Collected data entries:

════════════════════

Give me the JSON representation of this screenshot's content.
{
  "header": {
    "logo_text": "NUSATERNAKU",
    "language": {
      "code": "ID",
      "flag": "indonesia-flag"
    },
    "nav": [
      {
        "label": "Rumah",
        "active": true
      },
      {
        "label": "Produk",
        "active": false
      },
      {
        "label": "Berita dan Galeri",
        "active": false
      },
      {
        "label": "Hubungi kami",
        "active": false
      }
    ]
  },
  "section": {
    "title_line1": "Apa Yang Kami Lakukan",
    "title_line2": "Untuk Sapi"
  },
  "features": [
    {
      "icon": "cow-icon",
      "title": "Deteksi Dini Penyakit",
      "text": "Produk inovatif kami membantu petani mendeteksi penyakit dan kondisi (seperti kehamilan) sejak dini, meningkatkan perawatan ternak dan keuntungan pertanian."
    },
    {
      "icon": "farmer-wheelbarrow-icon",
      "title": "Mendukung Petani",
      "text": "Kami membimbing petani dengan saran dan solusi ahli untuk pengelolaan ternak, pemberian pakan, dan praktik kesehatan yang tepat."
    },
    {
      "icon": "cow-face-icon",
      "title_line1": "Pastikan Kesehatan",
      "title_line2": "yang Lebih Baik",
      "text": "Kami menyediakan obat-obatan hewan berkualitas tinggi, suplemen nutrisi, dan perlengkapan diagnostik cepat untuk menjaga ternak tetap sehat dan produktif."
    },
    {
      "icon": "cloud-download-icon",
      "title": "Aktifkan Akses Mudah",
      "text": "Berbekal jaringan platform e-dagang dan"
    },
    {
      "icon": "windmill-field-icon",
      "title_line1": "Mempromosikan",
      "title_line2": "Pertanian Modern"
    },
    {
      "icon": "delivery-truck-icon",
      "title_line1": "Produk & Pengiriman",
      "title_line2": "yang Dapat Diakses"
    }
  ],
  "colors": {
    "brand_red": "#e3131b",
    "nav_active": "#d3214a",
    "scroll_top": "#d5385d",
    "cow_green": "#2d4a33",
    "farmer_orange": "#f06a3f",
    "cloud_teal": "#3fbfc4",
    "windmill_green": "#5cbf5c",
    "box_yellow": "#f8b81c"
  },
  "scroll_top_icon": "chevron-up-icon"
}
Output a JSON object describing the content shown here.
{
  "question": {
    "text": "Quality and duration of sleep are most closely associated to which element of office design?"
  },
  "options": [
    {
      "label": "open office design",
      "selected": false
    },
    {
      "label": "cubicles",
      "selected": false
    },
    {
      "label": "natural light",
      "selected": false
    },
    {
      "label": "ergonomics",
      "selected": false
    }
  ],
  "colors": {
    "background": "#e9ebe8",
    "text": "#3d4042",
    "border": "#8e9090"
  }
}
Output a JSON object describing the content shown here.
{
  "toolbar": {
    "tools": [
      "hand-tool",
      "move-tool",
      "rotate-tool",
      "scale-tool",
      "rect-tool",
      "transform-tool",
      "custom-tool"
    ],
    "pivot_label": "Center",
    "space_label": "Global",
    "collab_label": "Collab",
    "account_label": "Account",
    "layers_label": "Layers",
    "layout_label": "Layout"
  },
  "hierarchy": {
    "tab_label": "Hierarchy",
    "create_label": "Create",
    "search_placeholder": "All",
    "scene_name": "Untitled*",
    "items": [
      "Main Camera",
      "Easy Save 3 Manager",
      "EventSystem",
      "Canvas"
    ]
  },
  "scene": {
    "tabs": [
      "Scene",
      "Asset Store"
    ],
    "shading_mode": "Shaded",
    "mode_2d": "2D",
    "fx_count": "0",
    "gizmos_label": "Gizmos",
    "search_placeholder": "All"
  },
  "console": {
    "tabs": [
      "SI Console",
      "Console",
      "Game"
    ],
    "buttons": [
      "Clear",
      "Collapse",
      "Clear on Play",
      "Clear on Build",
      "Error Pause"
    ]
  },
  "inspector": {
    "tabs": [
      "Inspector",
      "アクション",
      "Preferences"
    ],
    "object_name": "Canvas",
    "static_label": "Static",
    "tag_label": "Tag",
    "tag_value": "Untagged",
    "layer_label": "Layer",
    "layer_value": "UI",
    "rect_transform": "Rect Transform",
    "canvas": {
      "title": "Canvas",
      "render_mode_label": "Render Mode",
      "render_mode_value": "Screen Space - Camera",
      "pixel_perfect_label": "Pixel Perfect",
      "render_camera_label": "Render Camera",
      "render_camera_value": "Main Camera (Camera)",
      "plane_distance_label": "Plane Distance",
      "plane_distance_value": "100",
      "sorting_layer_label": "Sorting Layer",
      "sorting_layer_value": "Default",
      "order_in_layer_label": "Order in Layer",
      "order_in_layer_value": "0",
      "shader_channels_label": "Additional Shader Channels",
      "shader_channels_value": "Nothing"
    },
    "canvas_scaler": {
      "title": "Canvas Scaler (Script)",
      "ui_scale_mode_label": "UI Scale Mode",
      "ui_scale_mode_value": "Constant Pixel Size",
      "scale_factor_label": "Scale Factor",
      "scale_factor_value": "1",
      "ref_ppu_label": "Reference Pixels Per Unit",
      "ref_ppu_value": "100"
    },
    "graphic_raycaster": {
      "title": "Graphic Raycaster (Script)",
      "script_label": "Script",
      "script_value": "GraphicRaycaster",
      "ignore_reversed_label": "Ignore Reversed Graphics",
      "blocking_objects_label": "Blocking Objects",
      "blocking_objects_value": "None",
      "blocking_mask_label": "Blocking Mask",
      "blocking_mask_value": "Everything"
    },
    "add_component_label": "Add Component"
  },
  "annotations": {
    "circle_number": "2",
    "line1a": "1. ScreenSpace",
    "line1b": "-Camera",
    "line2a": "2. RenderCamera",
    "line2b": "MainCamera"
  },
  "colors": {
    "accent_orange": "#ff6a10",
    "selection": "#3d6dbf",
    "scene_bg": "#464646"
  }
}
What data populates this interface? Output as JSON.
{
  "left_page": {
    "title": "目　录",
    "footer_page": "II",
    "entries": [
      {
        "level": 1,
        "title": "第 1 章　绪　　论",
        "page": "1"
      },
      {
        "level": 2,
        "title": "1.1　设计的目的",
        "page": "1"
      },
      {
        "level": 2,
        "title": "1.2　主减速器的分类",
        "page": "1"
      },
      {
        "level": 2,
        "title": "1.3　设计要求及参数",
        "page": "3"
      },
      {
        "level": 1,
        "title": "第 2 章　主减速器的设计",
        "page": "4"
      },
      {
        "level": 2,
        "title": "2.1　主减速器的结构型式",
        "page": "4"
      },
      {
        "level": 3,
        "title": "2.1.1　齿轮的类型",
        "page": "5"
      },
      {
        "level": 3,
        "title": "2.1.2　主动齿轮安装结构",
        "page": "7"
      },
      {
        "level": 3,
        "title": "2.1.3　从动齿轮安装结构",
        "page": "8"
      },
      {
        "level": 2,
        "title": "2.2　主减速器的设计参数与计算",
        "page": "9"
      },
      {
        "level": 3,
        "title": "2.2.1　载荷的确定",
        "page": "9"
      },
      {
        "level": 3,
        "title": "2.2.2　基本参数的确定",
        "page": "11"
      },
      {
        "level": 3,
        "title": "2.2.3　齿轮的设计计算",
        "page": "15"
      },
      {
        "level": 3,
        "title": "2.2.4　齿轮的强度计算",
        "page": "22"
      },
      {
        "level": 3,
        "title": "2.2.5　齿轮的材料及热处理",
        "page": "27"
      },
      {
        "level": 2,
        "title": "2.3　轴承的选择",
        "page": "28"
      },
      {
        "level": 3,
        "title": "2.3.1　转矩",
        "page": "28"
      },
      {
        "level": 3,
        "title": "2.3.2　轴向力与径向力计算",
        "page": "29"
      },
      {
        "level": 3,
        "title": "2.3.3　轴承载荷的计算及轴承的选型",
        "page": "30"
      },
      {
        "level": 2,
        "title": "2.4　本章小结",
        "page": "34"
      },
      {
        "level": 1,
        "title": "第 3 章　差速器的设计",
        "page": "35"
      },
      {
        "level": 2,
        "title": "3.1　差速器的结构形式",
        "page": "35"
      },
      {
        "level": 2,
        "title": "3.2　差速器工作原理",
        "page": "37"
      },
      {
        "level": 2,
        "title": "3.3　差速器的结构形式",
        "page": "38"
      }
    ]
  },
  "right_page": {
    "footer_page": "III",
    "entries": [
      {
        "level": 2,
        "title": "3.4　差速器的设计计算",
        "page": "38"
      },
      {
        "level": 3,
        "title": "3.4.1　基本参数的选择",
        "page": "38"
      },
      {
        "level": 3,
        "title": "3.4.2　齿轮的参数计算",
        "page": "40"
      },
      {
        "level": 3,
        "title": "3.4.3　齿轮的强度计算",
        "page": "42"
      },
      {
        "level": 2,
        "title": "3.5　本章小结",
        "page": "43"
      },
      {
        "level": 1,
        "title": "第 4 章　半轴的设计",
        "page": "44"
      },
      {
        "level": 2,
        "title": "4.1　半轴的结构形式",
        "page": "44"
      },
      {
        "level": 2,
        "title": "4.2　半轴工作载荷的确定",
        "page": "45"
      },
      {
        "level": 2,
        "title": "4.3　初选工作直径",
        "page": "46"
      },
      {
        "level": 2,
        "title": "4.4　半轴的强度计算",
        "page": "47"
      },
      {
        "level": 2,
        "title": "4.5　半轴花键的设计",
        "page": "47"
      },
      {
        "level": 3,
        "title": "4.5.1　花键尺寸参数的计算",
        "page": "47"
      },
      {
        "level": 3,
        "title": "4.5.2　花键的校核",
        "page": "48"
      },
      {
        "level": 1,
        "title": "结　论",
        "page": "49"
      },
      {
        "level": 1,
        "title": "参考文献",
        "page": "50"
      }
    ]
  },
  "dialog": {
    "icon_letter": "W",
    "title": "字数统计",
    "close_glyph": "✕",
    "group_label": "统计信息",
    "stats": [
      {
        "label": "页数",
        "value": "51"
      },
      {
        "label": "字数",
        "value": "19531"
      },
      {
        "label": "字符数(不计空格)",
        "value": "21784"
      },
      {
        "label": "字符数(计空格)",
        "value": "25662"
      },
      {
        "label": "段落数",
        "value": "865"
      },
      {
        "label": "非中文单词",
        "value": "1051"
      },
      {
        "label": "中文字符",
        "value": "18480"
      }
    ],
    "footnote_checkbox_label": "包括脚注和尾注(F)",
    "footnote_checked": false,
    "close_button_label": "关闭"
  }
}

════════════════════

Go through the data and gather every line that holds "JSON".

Give me the JSON representation of this screenshot's content.
Output a JSON object describing the content shown here.
Output a JSON object describing the content shown here.
What data populates this interface? Output as JSON.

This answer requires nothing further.